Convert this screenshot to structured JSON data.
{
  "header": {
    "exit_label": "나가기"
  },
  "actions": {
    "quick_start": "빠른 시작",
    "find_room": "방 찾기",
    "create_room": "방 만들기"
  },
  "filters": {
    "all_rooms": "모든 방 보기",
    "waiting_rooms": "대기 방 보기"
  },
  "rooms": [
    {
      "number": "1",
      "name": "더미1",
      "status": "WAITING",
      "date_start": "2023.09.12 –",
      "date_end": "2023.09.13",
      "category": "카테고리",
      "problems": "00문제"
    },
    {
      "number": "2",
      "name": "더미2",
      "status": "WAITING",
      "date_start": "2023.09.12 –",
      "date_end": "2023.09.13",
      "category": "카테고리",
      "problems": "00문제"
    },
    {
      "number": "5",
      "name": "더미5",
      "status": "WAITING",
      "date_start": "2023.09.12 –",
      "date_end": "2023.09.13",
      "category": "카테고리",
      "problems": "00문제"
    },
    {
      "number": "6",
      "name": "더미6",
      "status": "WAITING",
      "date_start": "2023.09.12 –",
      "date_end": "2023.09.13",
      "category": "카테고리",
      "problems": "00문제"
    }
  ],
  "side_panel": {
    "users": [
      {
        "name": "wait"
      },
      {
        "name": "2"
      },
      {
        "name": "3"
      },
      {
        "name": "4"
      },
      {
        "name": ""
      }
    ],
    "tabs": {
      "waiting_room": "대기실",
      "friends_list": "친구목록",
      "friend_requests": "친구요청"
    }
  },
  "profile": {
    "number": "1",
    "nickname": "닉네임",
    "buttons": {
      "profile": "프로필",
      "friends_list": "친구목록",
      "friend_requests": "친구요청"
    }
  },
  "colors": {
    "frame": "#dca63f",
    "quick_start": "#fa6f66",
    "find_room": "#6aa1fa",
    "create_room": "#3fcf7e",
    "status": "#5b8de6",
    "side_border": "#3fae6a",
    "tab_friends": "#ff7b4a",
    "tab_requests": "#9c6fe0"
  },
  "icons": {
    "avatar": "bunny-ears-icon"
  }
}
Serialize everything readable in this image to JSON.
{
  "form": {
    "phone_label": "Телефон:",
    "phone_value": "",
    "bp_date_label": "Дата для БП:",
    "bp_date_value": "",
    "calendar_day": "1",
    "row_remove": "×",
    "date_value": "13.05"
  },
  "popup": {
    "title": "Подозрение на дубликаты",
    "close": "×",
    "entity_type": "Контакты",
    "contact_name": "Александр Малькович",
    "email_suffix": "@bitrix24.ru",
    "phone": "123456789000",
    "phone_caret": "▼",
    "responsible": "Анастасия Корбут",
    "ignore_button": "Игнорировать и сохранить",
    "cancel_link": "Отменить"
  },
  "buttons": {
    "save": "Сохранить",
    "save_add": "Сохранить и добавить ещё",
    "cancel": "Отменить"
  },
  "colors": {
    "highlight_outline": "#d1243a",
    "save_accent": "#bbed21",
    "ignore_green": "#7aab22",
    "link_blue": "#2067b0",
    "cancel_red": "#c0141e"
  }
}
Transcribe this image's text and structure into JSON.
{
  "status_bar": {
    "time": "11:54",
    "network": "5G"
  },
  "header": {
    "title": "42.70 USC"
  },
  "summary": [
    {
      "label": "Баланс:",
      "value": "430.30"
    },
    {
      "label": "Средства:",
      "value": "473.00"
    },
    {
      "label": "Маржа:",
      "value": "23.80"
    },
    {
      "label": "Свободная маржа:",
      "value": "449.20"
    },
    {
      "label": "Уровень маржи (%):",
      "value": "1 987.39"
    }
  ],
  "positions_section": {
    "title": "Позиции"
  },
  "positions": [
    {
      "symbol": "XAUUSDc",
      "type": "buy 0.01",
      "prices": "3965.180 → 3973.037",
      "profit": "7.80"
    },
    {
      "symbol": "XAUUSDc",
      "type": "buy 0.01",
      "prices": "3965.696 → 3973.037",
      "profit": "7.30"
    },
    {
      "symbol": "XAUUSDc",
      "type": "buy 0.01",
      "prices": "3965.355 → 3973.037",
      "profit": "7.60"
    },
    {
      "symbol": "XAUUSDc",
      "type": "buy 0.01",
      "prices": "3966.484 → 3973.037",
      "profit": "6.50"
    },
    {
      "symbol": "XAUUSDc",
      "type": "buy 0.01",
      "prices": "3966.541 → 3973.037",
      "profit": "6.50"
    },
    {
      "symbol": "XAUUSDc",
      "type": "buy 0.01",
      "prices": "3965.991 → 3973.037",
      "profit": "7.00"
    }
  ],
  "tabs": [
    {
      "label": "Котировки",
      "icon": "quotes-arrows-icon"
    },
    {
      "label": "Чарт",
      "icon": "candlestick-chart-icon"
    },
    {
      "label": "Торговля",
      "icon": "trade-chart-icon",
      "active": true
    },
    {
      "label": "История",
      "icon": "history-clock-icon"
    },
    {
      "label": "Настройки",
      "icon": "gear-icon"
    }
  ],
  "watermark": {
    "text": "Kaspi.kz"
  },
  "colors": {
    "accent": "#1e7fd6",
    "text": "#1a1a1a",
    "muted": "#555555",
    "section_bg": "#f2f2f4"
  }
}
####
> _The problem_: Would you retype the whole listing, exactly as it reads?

> _Exercise output_:
Convert this screenshot to structured JSON data.
{
  "header": {
    "exit_label": "나가기"
  },
  "actions": {
    "quick_start": "빠른 시작",
    "find_room": "방 찾기",
    "create_room": "방 만들기"
  },
  "filters": {
    "all_rooms": "모든 방 보기",
    "waiting_rooms": "대기 방 보기"
  },
  "rooms": [
    {
      "number": "1",
      "name": "더미1",
      "status": "WAITING",
      "date_start": "2023.09.12 –",
      "date_end": "2023.09.13",
      "category": "카테고리",
      "problems": "00문제"
    },
    {
      "number": "2",
      "name": "더미2",
      "status": "WAITING",
      "date_start": "2023.09.12 –",
      "date_end": "2023.09.13",
      "category": "카테고리",
      "problems": "00문제"
    },
    {
      "number": "5",
      "name": "더미5",
      "status": "WAITING",
      "date_start": "2023.09.12 –",
      "date_end": "2023.09.13",
      "category": "카테고리",
      "problems": "00문제"
    },
    {
      "number": "6",
      "name": "더미6",
      "status": "WAITING",
      "date_start": "2023.09.12 –",
      "date_end": "2023.09.13",
      "category": "카테고리",
      "problems": "00문제"
    }
  ],
  "side_panel": {
    "users": [
      {
        "name": "wait"
      },
      {
        "name": "2"
      },
      {
        "name": "3"
      },
      {
        "name": "4"
      },
      {
        "name": ""
      }
    ],
    "tabs": {
      "waiting_room": "대기실",
      "friends_list": "친구목록",
      "friend_requests": "친구요청"
    }
  },
  "profile": {
    "number": "1",
    "nickname": "닉네임",
    "buttons": {
      "profile": "프로필",
      "friends_list": "친구목록",
      "friend_requests": "친구요청"
    }
  },
  "colors": {
    "frame": "#dca63f",
    "quick_start": "#fa6f66",
    "find_room": "#6aa1fa",
    "create_room": "#3fcf7e",
    "status": "#5b8de6",
    "side_border": "#3fae6a",
    "tab_friends": "#ff7b4a",
    "tab_requests": "#9c6fe0"
  },
  "icons": {
    "avatar": "bunny-ears-icon"
  }
}
Serialize everything readable in this image to JSON.
{
  "form": {
    "phone_label": "Телефон:",
    "phone_value": "",
    "bp_date_label": "Дата для БП:",
    "bp_date_value": "",
    "calendar_day": "1",
    "row_remove": "×",
    "date_value": "13.05"
  },
  "popup": {
    "title": "Подозрение на дубликаты",
    "close": "×",
    "entity_type": "Контакты",
    "contact_name": "Александр Малькович",
    "email_suffix": "@bitrix24.ru",
    "phone": "123456789000",
    "phone_caret": "▼",
    "responsible": "Анастасия Корбут",
    "ignore_button": "Игнорировать и сохранить",
    "cancel_link": "Отменить"
  },
  "buttons": {
    "save": "Сохранить",
    "save_add": "Сохранить и добавить ещё",
    "cancel": "Отменить"
  },
  "colors": {
    "highlight_outline": "#d1243a",
    "save_accent": "#bbed21",
    "ignore_green": "#7aab22",
    "link_blue": "#2067b0",
    "cancel_red": "#c0141e"
  }
}
Transcribe this image's text and structure into JSON.
{
  "status_bar": {
    "time": "11:54",
    "network": "5G"
  },
  "header": {
    "title": "42.70 USC"
  },
  "summary": [
    {
      "label": "Баланс:",
      "value": "430.30"
    },
    {
      "label": "Средства:",
      "value": "473.00"
    },
    {
      "label": "Маржа:",
      "value": "23.80"
    },
    {
      "label": "Свободная маржа:",
      "value": "449.20"
    },
    {
      "label": "Уровень маржи (%):",
      "value": "1 987.39"
    }
  ],
  "positions_section": {
    "title": "Позиции"
  },
  "positions": [
    {
      "symbol": "XAUUSDc",
      "type": "buy 0.01",
      "prices": "3965.180 → 3973.037",
      "profit": "7.80"
    },
    {
      "symbol": "XAUUSDc",
      "type": "buy 0.01",
      "prices": "3965.696 → 3973.037",
      "profit": "7.30"
    },
    {
      "symbol": "XAUUSDc",
      "type": "buy 0.01",
      "prices": "3965.355 → 3973.037",
      "profit": "7.60"
    },
    {
      "symbol": "XAUUSDc",
      "type": "buy 0.01",
      "prices": "3966.484 → 3973.037",
      "profit": "6.50"
    },
    {
      "symbol": "XAUUSDc",
      "type": "buy 0.01",
      "prices": "3966.541 → 3973.037",
      "profit": "6.50"
    },
    {
      "symbol": "XAUUSDc",
      "type": "buy 0.01",
      "prices": "3965.991 → 3973.037",
      "profit": "7.00"
    }
  ],
  "tabs": [
    {
      "label": "Котировки",
      "icon": "quotes-arrows-icon"
    },
    {
      "label": "Чарт",
      "icon": "candlestick-chart-icon"
    },
    {
      "label": "Торговля",
      "icon": "trade-chart-icon",
      "active": true
    },
    {
      "label": "История",
      "icon": "history-clock-icon"
    },
    {
      "label": "Настройки",
      "icon": "gear-icon"
    }
  ],
  "watermark": {
    "text": "Kaspi.kz"
  },
  "colors": {
    "accent": "#1e7fd6",
    "text": "#1a1a1a",
    "muted": "#555555",
    "section_bg": "#f2f2f4"
  }
}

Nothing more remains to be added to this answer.